Exercise requirements.
Of all the lines in this material, how many have the word "Загрузки"? Give only the number.

== Segment start ==

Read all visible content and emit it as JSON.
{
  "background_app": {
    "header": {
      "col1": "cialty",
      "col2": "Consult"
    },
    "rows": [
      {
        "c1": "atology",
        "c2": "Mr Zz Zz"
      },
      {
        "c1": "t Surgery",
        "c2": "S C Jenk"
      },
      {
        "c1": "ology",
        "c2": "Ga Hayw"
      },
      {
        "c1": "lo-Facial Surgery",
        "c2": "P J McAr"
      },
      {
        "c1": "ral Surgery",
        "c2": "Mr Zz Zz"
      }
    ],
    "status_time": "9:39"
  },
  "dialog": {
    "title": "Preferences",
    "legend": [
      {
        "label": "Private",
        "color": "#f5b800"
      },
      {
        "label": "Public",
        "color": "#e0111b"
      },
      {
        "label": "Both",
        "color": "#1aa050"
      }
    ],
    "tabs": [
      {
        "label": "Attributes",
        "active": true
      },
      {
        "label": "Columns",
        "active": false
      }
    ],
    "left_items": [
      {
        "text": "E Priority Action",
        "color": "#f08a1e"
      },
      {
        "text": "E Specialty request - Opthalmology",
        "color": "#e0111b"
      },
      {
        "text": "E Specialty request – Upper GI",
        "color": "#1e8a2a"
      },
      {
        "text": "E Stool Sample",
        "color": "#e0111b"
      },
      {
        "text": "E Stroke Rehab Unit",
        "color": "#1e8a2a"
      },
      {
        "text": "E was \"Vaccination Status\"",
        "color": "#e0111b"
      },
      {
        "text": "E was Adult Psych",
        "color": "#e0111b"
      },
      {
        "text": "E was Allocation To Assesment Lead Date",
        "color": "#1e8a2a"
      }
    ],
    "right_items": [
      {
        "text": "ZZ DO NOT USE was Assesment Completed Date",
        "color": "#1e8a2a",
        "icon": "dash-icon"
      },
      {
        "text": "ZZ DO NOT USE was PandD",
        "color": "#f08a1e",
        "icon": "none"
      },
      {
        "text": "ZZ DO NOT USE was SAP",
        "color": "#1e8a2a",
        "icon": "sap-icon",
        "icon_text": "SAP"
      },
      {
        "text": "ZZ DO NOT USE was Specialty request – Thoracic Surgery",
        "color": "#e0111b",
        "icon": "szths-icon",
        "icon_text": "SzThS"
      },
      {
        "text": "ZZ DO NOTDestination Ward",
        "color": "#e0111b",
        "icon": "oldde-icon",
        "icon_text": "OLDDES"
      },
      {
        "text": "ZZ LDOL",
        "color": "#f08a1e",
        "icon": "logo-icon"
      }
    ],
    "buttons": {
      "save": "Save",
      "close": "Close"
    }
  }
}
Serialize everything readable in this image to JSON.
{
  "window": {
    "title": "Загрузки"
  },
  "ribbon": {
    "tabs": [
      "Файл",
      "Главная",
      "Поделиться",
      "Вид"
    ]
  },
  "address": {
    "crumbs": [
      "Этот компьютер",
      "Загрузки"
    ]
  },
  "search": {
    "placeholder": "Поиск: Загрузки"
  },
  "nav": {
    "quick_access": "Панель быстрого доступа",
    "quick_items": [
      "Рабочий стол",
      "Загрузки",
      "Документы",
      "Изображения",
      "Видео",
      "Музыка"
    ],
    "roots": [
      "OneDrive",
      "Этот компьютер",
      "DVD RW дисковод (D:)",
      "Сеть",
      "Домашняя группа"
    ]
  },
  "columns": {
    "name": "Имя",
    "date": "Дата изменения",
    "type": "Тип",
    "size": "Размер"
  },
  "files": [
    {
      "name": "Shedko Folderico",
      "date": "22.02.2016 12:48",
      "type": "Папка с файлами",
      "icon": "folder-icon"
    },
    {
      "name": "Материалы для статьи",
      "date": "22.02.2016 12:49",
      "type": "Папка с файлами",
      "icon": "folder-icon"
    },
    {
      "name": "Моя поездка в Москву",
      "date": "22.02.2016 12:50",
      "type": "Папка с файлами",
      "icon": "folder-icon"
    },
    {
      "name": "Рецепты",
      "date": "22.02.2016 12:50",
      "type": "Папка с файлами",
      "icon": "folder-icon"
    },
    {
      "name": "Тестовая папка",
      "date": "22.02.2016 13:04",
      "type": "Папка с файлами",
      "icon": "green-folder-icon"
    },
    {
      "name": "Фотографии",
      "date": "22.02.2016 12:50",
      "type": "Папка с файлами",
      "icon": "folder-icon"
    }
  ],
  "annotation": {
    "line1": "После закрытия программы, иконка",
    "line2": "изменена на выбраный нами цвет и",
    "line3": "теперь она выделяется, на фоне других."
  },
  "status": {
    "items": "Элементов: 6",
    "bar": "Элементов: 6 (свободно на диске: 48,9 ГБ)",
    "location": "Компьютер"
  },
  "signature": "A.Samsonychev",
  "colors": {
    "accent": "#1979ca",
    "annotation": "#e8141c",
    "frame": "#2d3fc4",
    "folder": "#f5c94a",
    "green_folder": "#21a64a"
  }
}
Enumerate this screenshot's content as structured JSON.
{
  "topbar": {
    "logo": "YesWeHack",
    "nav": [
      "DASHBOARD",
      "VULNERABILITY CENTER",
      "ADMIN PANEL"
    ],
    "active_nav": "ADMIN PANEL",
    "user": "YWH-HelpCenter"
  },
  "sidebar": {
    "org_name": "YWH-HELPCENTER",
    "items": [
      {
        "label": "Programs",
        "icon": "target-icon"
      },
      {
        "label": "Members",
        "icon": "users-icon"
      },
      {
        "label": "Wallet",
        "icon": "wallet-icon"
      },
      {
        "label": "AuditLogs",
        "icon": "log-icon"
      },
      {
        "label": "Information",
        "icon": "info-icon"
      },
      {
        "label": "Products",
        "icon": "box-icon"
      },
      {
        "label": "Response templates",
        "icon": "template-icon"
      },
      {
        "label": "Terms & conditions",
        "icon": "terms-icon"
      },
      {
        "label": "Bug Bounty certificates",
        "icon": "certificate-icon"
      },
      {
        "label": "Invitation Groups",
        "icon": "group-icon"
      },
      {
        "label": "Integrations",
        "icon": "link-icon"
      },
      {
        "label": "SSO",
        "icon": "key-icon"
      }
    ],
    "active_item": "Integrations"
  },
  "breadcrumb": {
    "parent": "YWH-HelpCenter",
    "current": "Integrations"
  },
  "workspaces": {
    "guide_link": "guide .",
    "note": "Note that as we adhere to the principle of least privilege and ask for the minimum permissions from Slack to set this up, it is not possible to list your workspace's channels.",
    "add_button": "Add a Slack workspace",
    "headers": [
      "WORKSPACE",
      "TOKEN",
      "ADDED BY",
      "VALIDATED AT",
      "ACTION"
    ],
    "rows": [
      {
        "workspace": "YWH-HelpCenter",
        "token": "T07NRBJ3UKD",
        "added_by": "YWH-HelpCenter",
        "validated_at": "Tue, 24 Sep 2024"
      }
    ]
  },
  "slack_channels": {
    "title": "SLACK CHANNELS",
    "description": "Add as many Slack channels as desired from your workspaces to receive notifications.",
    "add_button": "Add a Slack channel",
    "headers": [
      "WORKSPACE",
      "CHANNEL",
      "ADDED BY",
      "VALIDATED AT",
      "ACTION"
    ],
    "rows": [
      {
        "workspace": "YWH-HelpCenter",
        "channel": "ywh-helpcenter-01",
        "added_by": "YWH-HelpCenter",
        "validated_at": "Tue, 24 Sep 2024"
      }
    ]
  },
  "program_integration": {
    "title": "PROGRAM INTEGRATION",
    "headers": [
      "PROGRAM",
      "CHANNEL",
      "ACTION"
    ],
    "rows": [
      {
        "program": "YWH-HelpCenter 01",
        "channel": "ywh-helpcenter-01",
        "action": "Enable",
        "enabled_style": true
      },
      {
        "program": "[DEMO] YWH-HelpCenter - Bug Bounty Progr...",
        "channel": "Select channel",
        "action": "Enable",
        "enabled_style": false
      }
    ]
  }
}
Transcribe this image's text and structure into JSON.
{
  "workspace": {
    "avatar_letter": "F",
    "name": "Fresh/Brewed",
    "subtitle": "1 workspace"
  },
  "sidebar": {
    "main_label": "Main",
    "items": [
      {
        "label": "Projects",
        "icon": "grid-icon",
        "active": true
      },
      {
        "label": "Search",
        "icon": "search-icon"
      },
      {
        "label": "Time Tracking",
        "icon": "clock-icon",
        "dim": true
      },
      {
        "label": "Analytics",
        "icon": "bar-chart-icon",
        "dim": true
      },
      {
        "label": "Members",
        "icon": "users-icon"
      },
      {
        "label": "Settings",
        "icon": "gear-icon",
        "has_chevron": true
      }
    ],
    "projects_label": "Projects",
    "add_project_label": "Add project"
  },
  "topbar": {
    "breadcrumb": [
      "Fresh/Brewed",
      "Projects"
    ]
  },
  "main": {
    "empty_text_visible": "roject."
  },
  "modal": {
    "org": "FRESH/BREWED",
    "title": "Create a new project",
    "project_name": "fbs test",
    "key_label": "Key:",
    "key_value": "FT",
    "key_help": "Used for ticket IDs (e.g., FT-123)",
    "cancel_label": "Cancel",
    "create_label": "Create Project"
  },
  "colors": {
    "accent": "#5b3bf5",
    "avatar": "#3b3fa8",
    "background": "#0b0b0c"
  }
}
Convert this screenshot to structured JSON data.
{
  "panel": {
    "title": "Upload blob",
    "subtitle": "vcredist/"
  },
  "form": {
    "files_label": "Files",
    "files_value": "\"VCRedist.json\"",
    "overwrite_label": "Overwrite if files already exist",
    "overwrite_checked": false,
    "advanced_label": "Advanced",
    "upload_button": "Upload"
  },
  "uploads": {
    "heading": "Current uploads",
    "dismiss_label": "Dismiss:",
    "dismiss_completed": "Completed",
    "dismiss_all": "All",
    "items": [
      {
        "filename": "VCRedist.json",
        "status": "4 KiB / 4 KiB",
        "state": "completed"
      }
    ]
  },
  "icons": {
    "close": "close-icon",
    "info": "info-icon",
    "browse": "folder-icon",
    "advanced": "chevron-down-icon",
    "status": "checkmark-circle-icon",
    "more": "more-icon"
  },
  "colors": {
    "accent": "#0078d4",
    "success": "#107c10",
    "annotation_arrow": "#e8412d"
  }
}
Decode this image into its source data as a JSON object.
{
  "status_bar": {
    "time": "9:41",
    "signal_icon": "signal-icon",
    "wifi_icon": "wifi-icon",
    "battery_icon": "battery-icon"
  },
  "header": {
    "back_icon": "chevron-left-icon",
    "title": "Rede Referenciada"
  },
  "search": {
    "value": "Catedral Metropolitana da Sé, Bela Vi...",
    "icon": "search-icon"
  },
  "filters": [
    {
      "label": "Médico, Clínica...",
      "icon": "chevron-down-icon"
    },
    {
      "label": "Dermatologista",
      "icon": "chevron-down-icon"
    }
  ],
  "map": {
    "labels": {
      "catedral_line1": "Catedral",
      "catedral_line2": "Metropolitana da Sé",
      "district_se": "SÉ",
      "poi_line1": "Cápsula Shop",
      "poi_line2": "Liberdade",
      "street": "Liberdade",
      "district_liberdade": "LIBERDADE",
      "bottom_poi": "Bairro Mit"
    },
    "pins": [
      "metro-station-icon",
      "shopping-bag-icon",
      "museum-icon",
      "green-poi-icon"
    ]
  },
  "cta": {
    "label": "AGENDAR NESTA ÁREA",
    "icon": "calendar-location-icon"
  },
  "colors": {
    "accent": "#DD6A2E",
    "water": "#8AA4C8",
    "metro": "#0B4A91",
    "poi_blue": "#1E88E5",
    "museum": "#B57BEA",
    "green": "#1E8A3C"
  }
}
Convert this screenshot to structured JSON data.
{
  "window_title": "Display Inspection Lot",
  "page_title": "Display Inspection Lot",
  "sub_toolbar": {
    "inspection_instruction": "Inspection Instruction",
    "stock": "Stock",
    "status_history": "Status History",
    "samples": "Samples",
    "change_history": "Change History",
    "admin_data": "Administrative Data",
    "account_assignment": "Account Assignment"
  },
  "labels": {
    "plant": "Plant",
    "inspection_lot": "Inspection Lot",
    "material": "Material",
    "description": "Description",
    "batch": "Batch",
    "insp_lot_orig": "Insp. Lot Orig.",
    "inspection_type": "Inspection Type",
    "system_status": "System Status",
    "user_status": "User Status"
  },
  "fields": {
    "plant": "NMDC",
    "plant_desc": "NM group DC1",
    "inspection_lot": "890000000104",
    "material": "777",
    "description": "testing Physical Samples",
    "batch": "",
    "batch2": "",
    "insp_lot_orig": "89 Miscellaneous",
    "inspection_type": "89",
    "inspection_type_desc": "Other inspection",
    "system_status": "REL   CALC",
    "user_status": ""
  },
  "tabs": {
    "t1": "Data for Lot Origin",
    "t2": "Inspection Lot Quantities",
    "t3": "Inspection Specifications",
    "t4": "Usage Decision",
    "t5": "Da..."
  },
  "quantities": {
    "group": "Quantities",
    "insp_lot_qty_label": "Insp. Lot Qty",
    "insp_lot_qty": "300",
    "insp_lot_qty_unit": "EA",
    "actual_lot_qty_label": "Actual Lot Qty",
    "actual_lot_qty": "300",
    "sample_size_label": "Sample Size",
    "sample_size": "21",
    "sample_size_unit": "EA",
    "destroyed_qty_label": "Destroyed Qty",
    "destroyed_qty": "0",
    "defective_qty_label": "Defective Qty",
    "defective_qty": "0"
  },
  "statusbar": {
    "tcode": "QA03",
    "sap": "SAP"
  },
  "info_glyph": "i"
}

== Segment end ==

Expected output.
4